The 6th District, currently represented by Rep. Lucy McBath, received the most attention, with my Democrat colleagues saying the Republican map unfairly targeted Rep. McBath and likely will deprive her current district of returning their selected candidate to Congress. Her district has been modified to draw in reliably Republican areas of Dawson, Forsyth, and Cherokee counties.

Rep. McBath reacted with an immediate announcement that she will run in the neighboring 7th District, currently held by Rep. Carolyn Bordeaux, who flipped that district Democrat in 2020. The new map makes the 7th a more secure Democrat seat than in the last election.

AJC Article on today's floor session

AJC Article on McBath announcement


Map graphic: Bethann Frillman

Above, changes to the U.S. Congress sixth and seventh districts, and below, the new (left) and current (right) congressional maps for the state.

Below, metro Atlanta area new (left) and existing (right) congressional maps.

A map of the new House District 82 boundaries showing precincts.


As you know, I chair the Metropolitan Atlanta Rapid Transit Overview Committee, a joint committee of the House and Senate charged with monitoring the financial and management activities of MARTA. MARTA must file a quadrennial management audit with the state, as well as an annual financial report. The next quadrennial audit will be in 2024. 

On Wednesday, November 17, I called a hearing of the committee. You can watch the full hearing here.

 We heard from Jeffrey A. Parker, General Manager and Chief Executive Officer of MARTA. Mr. Parker reported on the impact of COVID-19 on ridership volume, transit patterns, and the MARTA workforce; made projections for expected infrastructure money; and discussed projects underway and planned, including transit oriented development. He answered questions from committee member Rep. Martin Momtahan (R, HD 17 Dallas) and from Rep. Sandra Scott and Rep. Viola Davis in the audience.

MARTOC will continue to carry out its statutory obligation to monitor MARTA finances and spending.


The Study Committee on Annexation and Cityhood met for the last time on Thursday, November 18. The Association of County Commissioners of Georgia and the Georgia Municipal Association have been active stakeholders in the hearings of this committee and provided comments throughout the process. Among other things, the committee report recommends:
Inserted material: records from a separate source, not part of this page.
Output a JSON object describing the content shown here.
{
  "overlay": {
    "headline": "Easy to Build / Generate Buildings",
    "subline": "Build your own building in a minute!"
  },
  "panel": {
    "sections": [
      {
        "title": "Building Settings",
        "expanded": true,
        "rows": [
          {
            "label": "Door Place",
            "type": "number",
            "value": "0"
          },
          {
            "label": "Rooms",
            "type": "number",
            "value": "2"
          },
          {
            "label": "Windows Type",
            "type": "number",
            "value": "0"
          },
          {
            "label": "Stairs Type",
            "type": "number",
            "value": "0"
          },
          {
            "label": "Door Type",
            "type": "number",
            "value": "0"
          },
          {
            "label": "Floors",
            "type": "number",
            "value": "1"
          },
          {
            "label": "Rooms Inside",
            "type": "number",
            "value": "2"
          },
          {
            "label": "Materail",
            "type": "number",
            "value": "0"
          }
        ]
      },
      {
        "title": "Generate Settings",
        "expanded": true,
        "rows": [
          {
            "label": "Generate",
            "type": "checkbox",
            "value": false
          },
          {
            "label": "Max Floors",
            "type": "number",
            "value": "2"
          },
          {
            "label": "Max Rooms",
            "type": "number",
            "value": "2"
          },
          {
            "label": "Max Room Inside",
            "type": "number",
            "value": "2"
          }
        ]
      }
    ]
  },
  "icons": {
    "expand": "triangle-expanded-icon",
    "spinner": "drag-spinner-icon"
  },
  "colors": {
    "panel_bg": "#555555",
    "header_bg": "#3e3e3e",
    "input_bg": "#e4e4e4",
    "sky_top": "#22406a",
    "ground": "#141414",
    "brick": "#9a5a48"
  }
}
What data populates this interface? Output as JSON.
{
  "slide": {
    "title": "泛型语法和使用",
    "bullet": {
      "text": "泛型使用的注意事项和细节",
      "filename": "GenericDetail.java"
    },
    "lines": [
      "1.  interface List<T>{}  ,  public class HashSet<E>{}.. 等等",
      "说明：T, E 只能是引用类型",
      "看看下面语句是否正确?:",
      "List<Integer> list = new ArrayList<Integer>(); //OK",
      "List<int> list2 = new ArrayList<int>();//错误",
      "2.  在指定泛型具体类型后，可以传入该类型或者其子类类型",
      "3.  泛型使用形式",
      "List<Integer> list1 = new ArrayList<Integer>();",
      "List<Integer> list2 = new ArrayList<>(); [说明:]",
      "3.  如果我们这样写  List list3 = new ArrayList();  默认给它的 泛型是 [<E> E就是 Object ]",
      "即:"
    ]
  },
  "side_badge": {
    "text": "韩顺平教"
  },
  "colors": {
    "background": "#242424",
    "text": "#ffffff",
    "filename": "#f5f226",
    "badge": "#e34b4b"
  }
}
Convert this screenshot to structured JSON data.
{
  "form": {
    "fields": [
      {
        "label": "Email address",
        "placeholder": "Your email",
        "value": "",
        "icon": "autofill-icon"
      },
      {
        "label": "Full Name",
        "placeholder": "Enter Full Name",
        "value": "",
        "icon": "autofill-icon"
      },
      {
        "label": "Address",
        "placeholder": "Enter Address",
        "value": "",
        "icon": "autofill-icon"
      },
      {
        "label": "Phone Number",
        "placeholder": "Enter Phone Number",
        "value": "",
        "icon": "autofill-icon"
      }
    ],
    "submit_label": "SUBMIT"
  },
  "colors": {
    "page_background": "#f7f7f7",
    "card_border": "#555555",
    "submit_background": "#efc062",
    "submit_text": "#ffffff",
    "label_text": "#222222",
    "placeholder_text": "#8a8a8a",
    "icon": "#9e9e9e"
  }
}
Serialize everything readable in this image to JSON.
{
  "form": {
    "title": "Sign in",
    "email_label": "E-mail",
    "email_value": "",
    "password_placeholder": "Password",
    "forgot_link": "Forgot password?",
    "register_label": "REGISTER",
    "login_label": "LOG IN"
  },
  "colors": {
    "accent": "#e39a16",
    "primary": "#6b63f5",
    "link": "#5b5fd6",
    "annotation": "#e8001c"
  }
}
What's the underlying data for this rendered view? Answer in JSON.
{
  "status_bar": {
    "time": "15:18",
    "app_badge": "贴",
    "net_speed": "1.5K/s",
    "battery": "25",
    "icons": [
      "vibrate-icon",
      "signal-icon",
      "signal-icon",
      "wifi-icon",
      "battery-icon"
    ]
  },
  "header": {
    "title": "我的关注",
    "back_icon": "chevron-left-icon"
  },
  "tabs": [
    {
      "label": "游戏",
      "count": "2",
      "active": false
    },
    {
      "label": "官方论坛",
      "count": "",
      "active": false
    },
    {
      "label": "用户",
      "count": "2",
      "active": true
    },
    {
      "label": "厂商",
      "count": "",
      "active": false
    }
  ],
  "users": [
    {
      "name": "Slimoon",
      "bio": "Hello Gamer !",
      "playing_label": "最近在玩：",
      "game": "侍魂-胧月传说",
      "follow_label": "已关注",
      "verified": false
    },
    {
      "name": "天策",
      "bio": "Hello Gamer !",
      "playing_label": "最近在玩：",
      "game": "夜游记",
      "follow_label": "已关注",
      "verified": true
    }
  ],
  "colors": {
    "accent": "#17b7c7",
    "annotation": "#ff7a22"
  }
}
  • requiring analysis of public debt and who pays it
  • considering the impact on schools
  • fee sharing of costs/judge in annexation arbitration panels
  • notice and possible intervention of affected government entities in annexation arbitration 

The final report will be published soon, and I will share it with you on Facebook. Committee members will be drafting legislation to be filed in the 2022 Session that convenes on January 10.

Because the committee failed to address some of the recommendations I made relating to reform of Development Authorities, I intend to prefile legislation that outlines other proposals.

You will find videos of all the committee meetings and the report here.


A group of bipartisan legislators is working on legislation to address the state of mental health services in Georgia. Georgia was recently ranked 48th among all states by Mental Health America. The legislators will work on additional funding as well as getting insurers to treat mental and physical health comparably (known as "parity"). 

I have been deeply involved in this work for years, most recently as part of the Georgia Behavioral Health Reform and Innovation Commission, which made recommendations last year to the Governor. Those recommendations continue to work through the system and may result in legislation during the upcoming Session. Stay tuned.